-- Exercise details --
Present each line of the entries below that holds the word "Existing".

(Element data from apps and pages)
──────────────────────────────

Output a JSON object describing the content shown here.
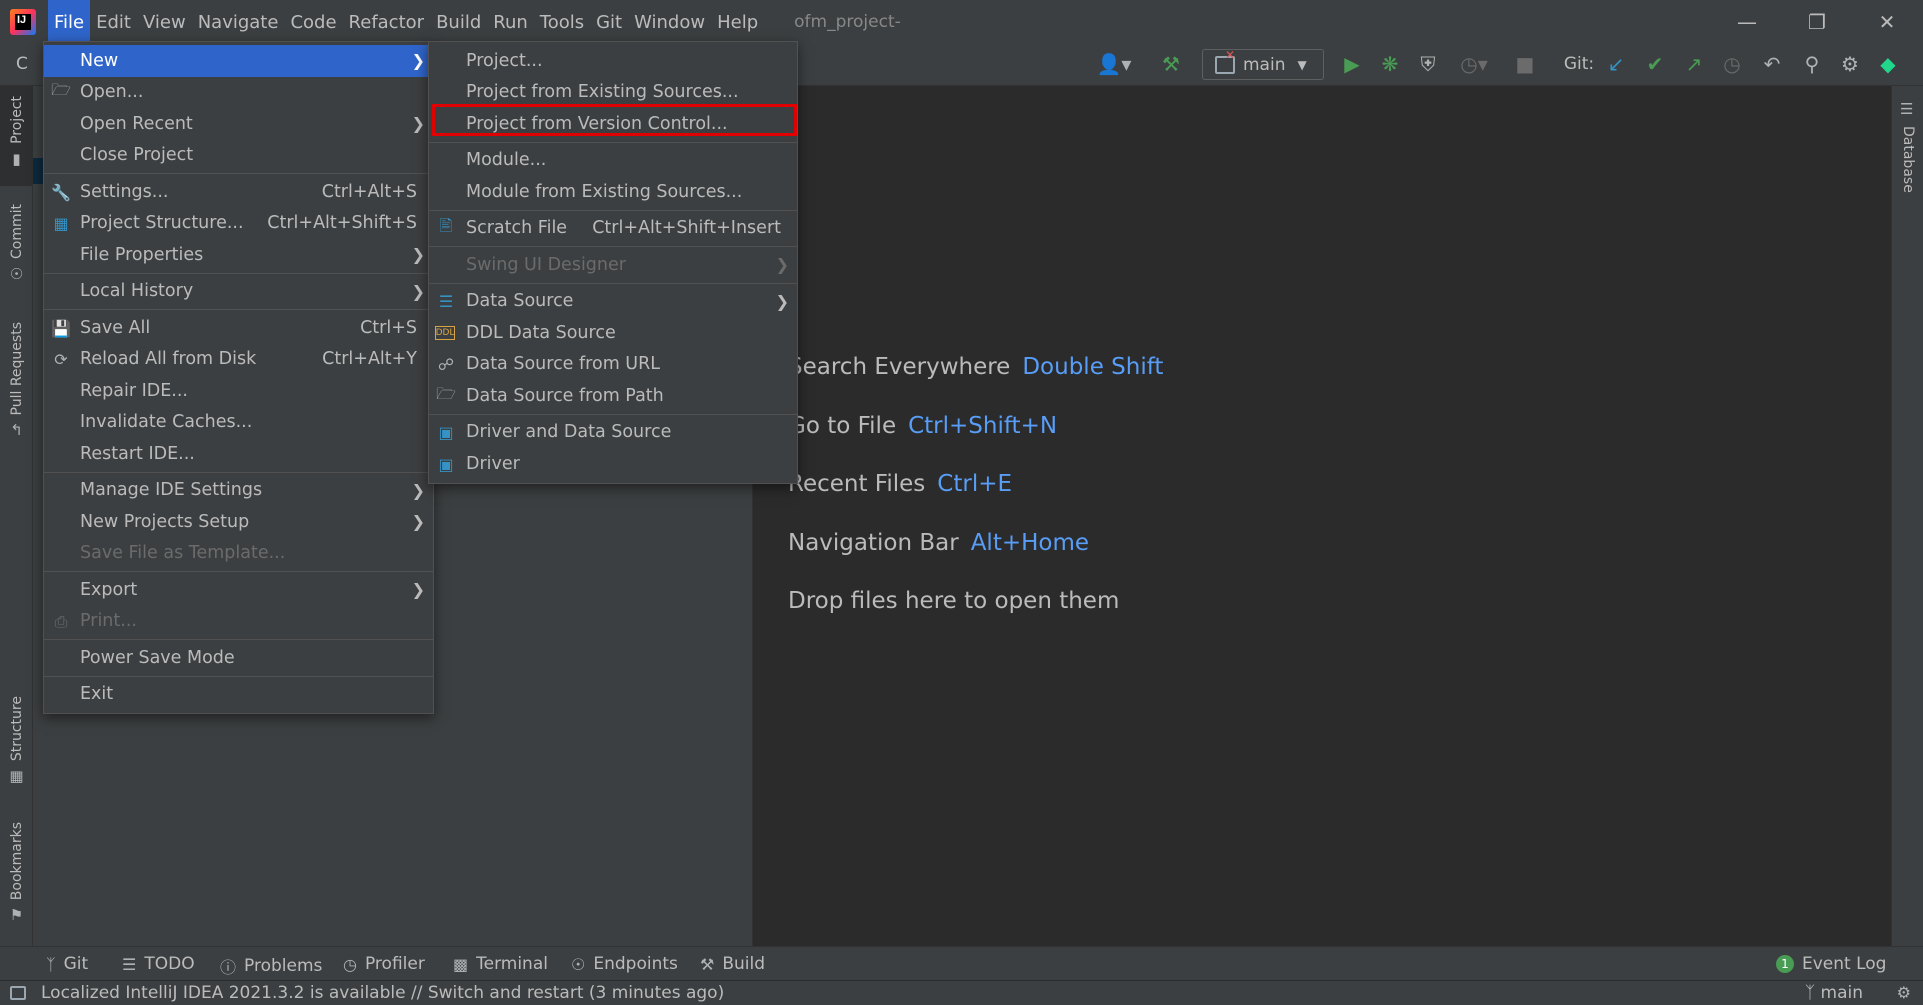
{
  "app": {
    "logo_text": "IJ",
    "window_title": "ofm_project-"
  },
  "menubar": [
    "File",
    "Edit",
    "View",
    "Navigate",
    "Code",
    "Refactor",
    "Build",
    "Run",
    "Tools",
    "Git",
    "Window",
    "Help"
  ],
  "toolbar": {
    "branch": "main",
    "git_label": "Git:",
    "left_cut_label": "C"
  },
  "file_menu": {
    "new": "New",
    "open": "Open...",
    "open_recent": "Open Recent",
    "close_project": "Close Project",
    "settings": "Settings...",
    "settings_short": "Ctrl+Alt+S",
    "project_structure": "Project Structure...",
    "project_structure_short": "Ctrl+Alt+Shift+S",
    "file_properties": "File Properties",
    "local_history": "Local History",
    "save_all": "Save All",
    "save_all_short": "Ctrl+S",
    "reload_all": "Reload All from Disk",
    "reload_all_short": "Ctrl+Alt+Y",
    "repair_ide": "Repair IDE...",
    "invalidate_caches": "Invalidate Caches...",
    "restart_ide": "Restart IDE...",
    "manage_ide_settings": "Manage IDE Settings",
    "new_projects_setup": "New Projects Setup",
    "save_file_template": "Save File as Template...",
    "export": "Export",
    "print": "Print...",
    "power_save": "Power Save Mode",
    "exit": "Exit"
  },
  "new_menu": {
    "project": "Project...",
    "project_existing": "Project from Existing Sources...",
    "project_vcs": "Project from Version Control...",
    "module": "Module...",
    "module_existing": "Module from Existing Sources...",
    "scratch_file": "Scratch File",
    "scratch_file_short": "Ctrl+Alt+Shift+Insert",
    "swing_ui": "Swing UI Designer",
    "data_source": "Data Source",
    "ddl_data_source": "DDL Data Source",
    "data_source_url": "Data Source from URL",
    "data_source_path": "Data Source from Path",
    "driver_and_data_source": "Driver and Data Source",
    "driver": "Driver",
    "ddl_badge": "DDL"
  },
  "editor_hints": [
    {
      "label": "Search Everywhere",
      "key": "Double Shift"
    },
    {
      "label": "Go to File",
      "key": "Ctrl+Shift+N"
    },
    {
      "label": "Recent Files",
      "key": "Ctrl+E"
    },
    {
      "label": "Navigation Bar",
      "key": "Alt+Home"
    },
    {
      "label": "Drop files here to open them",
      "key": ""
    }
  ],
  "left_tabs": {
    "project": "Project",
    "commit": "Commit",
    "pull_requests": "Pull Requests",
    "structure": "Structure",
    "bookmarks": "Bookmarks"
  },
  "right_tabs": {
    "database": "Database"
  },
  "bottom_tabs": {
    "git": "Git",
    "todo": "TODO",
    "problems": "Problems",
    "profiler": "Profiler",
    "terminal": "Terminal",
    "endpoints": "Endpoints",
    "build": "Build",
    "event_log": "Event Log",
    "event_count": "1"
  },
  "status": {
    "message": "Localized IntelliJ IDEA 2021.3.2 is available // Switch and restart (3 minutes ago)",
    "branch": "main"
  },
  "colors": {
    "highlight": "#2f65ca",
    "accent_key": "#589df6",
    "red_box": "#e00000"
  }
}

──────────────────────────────

-- Written solution --
    "project_existing": "Project from Existing Sources...",
    "module_existing": "Module from Existing Sources...",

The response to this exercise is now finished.